The original Audi TT turned a lot of heads when it was introduced and changed the brand’s image in the mind of many North American car buyers. The all-new third generation TT brings with it the same excitement.
The 2016 Audi TT greets you with its bold new singleframe grille. Inspired by the R8, the four rings now sit on the hood, and sharp new full-LED headlights complete the look.
The rest of the design is mostly evolutionary with only its creased beltline differentiating it from the old model. However, the TT is all-new right down to the chassis – riding on Volkswagen’s MQB platform. As a result, this TT is slightly smaller, but the wheelbase is longer giving it more interior space.
Extra room was created in the trunk as well. You can fit a surprising amount of stuff in the TT, making it pretty good for a weekend away. Plus, the rear seats can fold down to make a flat loading surface.
About those rear seats: they are still little more than a token gesture. Audi describes the TT as a 2+2, but the rear seats are impractical, even for children. The TT does have child seat anchors, however, and an infant should have just enough legroom.
But, if you are looking at the TT, you aren’t looking for a practical family car. The TT is very rewarding for the driver.
You may notice the TT’s lack of a central display. That’s because Audi moved it to where the instrument cluster traditionally resides. Called the Virtual Cockpit, the TT designers tried to redefine what this area should be. The crystal-clear 12.3-inch screen allows the driver to switch the conventional speedometer and tach to stereo or telephone controls, as well as display navigation information. All functions are controlled with the steering wheel or through the MMI system.
Further streamlining the cabin, the climate controls have been moved inside the circular vents. It’s incredibly intuitive and only adds to the TT’s trendy interior.

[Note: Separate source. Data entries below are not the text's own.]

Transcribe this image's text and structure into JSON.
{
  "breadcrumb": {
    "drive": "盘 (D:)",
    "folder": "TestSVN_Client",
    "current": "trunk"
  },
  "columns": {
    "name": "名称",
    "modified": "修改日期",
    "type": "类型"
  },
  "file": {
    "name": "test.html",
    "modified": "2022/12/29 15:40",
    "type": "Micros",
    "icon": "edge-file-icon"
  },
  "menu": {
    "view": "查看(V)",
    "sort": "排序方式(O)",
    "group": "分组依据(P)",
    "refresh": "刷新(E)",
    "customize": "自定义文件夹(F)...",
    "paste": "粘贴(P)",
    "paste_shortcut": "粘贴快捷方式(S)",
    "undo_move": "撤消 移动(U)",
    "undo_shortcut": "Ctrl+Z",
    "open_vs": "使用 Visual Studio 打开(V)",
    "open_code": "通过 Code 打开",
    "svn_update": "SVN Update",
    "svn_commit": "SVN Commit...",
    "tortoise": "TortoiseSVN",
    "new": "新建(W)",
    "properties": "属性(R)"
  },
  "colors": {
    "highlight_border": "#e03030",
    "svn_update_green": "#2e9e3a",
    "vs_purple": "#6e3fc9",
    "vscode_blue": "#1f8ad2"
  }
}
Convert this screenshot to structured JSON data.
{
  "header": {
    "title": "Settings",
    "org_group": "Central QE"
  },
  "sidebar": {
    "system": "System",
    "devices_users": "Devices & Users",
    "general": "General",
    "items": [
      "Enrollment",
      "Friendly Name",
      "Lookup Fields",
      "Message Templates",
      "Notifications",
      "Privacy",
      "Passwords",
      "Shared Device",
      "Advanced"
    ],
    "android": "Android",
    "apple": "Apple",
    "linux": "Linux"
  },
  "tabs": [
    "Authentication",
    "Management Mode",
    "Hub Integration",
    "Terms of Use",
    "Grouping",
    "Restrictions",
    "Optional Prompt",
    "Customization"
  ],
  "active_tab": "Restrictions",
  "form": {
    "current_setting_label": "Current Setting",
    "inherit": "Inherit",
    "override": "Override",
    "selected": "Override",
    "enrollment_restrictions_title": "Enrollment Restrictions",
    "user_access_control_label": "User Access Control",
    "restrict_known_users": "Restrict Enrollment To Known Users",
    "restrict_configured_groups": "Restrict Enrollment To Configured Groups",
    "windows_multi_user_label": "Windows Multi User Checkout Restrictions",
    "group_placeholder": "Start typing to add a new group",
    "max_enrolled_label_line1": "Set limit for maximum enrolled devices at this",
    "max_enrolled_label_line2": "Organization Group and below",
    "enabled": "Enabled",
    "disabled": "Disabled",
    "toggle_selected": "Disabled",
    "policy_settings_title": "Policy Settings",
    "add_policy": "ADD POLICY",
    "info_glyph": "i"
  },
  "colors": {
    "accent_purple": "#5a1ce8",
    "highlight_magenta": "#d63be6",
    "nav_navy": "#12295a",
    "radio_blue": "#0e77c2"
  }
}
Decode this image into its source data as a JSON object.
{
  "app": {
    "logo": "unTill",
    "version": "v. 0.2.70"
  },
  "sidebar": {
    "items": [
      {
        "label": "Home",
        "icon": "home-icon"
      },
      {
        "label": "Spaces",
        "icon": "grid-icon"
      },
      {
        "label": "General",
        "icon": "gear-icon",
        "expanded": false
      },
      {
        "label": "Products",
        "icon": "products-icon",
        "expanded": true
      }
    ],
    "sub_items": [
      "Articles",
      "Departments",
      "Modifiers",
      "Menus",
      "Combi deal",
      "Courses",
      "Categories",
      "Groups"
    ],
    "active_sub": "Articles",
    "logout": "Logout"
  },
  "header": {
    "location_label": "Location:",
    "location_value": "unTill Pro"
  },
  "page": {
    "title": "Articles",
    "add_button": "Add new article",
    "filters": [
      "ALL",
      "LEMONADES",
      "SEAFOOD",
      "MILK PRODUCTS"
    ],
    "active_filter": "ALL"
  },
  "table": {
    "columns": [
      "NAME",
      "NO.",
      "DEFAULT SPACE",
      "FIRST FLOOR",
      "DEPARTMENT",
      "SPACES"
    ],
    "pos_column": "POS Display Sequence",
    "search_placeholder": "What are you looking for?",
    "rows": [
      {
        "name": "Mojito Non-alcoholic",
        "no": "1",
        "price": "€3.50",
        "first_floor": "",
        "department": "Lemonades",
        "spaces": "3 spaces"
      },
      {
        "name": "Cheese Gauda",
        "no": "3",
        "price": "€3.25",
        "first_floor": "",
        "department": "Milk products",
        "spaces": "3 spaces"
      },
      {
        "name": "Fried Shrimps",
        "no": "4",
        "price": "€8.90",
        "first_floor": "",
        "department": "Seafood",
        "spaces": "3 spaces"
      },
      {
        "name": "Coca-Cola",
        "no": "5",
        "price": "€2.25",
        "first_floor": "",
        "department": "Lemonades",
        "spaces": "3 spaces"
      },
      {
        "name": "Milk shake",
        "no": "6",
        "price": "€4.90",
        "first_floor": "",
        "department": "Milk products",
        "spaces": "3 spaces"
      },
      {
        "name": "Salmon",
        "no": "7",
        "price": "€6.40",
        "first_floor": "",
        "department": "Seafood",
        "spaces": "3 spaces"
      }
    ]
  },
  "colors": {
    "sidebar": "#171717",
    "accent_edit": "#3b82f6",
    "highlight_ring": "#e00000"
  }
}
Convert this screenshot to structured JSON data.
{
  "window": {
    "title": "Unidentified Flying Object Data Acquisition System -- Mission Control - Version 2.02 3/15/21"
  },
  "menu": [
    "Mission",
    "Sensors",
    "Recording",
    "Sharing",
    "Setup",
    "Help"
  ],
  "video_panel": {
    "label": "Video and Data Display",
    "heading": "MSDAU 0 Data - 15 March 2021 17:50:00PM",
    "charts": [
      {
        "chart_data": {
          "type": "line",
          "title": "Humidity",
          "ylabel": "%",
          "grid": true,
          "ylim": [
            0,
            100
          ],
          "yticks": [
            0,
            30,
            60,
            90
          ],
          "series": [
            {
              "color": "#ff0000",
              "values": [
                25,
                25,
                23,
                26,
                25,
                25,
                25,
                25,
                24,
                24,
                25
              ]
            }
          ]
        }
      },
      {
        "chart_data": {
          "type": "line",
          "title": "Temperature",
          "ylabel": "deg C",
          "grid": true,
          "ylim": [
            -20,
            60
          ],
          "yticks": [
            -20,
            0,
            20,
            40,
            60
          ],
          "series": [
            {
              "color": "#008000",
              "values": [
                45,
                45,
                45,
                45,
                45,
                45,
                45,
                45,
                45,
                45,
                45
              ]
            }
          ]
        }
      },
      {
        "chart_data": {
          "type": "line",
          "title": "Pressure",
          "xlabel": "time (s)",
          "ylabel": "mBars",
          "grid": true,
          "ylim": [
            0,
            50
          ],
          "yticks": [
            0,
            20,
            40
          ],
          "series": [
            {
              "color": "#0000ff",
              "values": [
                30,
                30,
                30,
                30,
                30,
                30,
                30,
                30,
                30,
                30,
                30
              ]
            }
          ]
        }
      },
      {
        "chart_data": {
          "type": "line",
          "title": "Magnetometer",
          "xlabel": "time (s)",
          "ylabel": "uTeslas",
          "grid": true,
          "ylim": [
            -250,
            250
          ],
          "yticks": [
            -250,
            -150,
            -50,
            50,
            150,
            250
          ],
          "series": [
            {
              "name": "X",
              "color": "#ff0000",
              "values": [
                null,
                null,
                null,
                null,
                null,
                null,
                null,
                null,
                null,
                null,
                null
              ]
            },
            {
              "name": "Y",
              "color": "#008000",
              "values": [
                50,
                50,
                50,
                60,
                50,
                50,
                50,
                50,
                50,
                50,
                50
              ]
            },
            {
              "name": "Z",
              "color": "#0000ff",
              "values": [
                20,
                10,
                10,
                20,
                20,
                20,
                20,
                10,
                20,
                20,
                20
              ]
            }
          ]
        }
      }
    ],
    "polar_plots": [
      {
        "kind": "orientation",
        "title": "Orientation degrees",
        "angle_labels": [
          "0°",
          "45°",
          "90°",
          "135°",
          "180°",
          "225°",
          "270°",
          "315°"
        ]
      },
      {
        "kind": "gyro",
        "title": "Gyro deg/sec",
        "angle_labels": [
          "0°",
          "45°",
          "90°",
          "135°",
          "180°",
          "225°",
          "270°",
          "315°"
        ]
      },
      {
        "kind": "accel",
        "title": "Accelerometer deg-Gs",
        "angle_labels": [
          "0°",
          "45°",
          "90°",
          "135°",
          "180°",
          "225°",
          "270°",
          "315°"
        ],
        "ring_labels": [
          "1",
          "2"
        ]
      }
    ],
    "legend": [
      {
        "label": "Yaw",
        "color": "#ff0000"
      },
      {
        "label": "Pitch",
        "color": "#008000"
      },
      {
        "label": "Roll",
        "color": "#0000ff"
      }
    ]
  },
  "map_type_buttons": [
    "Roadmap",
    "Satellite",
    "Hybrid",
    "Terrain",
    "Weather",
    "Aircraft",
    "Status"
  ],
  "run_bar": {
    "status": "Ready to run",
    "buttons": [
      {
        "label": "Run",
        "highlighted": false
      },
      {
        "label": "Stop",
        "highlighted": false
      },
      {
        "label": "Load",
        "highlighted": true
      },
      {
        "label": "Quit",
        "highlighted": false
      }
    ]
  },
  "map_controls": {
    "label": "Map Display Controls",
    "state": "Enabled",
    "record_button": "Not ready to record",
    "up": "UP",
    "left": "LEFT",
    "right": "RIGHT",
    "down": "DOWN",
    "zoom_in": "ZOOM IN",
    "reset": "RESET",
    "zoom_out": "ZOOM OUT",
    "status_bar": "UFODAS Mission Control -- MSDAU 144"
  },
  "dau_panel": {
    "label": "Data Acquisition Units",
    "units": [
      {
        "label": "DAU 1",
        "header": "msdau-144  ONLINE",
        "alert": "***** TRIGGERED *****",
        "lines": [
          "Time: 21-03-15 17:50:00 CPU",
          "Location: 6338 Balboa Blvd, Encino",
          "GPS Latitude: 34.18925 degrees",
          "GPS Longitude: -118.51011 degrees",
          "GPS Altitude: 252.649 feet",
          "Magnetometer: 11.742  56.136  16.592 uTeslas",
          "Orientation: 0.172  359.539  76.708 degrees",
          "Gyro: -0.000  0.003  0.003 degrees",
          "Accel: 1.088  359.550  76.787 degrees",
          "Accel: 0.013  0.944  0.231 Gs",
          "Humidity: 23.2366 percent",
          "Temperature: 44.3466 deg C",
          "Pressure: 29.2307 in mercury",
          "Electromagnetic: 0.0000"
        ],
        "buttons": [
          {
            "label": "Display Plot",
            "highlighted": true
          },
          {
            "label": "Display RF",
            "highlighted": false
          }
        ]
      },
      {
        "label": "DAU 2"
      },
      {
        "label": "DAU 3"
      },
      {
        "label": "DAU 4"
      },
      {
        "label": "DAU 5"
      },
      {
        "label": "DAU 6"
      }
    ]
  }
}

Once you get moving, you will notice the TT is very comfortable. This sports car will happily cruise for miles and is a joy on longer trips.
All 2016 TT Coupes and Roadsters are powered a 2.0-litre TFSI engine. Its 220 hp, combined with Audi’s quattro all-wheel drive, make it quick in both a straight line and through corners.
The range topping TTS gets a tuned version of Audi’s 2.0-litre 4-cylinder, producing 292 hp and 280 lb-ft of torque. This cuts its 0-100km/h time down to just 4.9 seconds.
None of this diminishes the TT’s everyday usability. The driver seat is comfy, visibility is good, and the selectable driving modes change the steering weight to allow for a spirited run of a relaxing commute.
The challenge for the Audi TT is its wide range of rivals. Small sport coupes are available in the affordable Scion FR-S and Subaru BRZ, as well as the top-end Porsche Cayman. The Mazda MX-5 also competes with the Roadster.
What do you think about the 2016 Audi TT? Tell us in the comments whether you could see yourself driving one or not.